The increases would cost the average taxpayer $147 annually, but provide a big payoff due to the impact on quality of life issues stemming from traffic and vehicle damage, business travel, and the state's economy and job prospects. Studies have put the 10-year cost of those issues at $110 billion.
"This is what we need to do if we are going to make progress," Reilly said.
Reilly said civic and business support is needed to gain political traction. In response to audience questions over the chances of winning support, Reilly said the timing could work as part of broader budget solution.
He noted that in past years capital budgets have accompanied tax increases as a means of providing political cover for lawmakers.
"If and when there is a break in the logjam [over the state budget] I'm pretty sure it will include a capital bill," he said, stressing that the goal is to ensure that it's an adequate one that reflects the size of the region's needs.

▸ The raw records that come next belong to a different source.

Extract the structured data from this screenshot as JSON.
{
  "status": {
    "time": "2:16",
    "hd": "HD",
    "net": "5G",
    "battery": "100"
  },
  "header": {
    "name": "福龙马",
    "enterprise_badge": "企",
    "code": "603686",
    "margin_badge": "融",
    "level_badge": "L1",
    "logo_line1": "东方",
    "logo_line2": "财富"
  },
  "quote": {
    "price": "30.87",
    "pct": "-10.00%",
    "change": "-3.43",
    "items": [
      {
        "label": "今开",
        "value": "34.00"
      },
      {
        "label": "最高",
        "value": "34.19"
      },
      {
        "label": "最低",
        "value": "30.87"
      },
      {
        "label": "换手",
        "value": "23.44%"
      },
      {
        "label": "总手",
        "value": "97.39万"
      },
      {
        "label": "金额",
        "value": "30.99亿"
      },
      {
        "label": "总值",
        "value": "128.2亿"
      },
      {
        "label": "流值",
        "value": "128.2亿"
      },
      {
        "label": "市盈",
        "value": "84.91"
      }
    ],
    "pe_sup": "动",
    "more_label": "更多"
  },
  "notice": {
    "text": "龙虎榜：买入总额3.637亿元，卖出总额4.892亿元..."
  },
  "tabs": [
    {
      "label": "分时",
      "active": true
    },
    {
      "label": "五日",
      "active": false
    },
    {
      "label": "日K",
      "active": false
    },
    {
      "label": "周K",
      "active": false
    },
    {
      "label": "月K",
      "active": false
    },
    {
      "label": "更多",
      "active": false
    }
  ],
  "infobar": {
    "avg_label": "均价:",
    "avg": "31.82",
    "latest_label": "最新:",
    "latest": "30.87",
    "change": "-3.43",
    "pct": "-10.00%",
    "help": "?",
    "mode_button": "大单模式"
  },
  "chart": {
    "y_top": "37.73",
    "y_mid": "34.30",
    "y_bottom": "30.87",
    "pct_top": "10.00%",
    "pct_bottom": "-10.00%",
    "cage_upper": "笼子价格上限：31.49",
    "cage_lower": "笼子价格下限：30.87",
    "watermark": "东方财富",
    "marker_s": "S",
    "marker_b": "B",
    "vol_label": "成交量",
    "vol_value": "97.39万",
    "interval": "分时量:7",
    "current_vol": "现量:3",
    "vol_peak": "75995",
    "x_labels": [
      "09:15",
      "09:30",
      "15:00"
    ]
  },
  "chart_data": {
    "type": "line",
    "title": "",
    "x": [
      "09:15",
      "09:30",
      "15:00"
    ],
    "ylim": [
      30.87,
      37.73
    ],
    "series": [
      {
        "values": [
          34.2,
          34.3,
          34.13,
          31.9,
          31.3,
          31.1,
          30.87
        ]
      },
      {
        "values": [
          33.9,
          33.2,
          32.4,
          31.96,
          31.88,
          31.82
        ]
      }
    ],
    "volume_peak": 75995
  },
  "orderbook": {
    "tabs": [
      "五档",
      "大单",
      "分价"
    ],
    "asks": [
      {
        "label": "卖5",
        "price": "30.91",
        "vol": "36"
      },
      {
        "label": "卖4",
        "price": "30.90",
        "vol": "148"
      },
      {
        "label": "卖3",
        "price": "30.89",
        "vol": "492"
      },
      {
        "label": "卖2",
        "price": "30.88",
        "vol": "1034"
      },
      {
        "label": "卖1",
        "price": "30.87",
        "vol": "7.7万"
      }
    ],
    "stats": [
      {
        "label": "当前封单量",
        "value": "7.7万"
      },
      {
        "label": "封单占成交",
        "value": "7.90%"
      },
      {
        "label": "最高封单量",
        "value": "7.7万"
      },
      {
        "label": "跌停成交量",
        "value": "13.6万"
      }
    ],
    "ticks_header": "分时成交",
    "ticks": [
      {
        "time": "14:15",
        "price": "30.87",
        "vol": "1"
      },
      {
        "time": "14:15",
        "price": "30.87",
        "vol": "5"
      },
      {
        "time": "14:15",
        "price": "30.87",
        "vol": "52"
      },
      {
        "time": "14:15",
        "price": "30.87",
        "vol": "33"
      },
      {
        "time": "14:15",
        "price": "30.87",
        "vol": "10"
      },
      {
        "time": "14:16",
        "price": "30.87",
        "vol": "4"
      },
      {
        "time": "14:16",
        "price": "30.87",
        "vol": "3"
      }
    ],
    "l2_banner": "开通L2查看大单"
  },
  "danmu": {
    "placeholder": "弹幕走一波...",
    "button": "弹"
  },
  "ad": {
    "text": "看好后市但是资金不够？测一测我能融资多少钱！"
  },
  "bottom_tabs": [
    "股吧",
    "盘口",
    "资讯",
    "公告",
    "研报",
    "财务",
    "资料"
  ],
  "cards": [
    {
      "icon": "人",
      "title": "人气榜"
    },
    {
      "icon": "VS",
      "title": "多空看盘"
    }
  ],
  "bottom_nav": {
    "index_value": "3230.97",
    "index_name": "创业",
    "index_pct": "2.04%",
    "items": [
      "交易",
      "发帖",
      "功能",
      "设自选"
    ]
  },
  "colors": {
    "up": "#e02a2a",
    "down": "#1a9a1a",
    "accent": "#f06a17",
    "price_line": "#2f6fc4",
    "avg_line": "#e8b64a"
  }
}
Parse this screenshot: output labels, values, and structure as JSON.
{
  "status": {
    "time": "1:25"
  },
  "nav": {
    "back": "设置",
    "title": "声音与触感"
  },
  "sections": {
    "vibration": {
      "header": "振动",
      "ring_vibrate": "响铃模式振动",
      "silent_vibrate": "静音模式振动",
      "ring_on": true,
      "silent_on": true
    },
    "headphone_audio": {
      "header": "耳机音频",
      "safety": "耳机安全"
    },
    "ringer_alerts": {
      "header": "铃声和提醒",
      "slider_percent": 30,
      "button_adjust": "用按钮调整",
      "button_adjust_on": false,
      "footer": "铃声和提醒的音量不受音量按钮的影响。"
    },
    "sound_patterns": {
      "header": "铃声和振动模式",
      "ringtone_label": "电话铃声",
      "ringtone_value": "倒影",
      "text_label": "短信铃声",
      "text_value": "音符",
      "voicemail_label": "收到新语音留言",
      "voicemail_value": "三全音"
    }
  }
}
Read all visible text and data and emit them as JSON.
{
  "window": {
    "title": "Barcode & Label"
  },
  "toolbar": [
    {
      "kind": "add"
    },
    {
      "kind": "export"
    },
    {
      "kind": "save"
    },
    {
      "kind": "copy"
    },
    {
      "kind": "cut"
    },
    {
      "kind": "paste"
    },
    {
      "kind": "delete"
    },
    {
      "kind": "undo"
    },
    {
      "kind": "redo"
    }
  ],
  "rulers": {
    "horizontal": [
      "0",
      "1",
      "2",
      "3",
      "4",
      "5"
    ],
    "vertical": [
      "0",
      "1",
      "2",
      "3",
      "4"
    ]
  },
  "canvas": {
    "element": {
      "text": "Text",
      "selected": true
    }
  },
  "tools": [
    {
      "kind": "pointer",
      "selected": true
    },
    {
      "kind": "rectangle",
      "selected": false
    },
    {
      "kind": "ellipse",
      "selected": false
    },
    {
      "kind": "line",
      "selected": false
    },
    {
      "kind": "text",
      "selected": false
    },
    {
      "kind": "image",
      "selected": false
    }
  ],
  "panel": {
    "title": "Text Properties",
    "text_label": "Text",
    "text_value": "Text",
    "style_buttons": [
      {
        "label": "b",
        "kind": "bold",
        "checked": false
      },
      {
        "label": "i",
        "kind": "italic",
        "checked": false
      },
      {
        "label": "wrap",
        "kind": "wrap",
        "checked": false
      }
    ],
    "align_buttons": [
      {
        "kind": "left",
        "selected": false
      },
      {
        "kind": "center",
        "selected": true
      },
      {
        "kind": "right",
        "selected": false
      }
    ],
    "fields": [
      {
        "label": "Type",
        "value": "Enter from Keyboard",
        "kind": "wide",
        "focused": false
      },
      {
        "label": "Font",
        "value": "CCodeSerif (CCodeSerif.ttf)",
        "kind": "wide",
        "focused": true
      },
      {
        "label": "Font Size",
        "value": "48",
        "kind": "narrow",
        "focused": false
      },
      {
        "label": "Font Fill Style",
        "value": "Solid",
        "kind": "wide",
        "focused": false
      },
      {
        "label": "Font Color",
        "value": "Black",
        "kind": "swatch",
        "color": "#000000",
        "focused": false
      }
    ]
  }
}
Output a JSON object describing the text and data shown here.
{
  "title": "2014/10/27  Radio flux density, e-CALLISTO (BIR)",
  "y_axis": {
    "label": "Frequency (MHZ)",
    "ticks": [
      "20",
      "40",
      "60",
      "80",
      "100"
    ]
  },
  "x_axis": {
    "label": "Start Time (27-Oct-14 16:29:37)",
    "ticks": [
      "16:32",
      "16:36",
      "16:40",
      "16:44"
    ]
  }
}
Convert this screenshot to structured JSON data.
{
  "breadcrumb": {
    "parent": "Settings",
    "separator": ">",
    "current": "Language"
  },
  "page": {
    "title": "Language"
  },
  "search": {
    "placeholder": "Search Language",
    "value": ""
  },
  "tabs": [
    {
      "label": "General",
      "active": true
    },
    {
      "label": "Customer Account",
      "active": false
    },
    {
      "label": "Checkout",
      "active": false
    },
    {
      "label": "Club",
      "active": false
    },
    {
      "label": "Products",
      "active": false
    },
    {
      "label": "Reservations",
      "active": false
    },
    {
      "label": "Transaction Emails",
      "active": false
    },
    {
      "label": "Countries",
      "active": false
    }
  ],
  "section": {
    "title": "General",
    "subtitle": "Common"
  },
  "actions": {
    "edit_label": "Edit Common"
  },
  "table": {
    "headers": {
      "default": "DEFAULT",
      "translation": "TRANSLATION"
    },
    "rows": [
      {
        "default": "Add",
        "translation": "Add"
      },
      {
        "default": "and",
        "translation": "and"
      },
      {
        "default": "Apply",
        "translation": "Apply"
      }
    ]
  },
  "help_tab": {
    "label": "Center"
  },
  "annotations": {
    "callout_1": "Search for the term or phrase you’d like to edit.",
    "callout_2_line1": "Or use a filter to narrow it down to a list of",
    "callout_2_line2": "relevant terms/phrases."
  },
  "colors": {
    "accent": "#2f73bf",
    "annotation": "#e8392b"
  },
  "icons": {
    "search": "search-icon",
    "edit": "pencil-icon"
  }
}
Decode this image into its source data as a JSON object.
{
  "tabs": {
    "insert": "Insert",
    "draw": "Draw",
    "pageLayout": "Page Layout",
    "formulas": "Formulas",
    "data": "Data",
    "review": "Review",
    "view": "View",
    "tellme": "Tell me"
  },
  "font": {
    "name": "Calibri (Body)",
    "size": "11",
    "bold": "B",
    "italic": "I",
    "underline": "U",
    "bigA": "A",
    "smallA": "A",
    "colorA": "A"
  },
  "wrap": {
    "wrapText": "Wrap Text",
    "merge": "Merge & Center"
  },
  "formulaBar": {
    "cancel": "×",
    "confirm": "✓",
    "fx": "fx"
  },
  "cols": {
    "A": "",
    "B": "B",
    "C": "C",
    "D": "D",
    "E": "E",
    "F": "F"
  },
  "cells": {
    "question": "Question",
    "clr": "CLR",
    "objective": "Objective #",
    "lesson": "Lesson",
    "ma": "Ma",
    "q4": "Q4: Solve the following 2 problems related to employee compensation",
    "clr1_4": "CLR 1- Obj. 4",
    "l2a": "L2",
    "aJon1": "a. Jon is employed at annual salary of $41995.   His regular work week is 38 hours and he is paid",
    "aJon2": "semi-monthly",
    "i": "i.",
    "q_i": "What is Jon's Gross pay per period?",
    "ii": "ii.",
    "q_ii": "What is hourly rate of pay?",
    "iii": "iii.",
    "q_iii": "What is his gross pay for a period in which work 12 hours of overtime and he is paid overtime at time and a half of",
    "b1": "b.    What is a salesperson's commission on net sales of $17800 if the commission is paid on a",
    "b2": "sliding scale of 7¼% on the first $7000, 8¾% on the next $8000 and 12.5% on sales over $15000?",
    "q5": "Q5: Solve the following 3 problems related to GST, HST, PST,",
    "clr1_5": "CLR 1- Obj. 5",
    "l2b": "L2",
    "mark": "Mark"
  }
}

Several pieces of the plan are included in legislation recently introduced by state Sen. Heather Steans, D-Chicago, in Senate Bill 3279. Steans also introduced legislation – Senate Bill 3277 – that would broaden the ability of local governments and agencies to enter into public-private partnerships. After a review by an office of public-private partnerships that would be part of the governor's administration, local entities could enter into a P3 to improve transportation assets, public buildings, public services, or other public assets.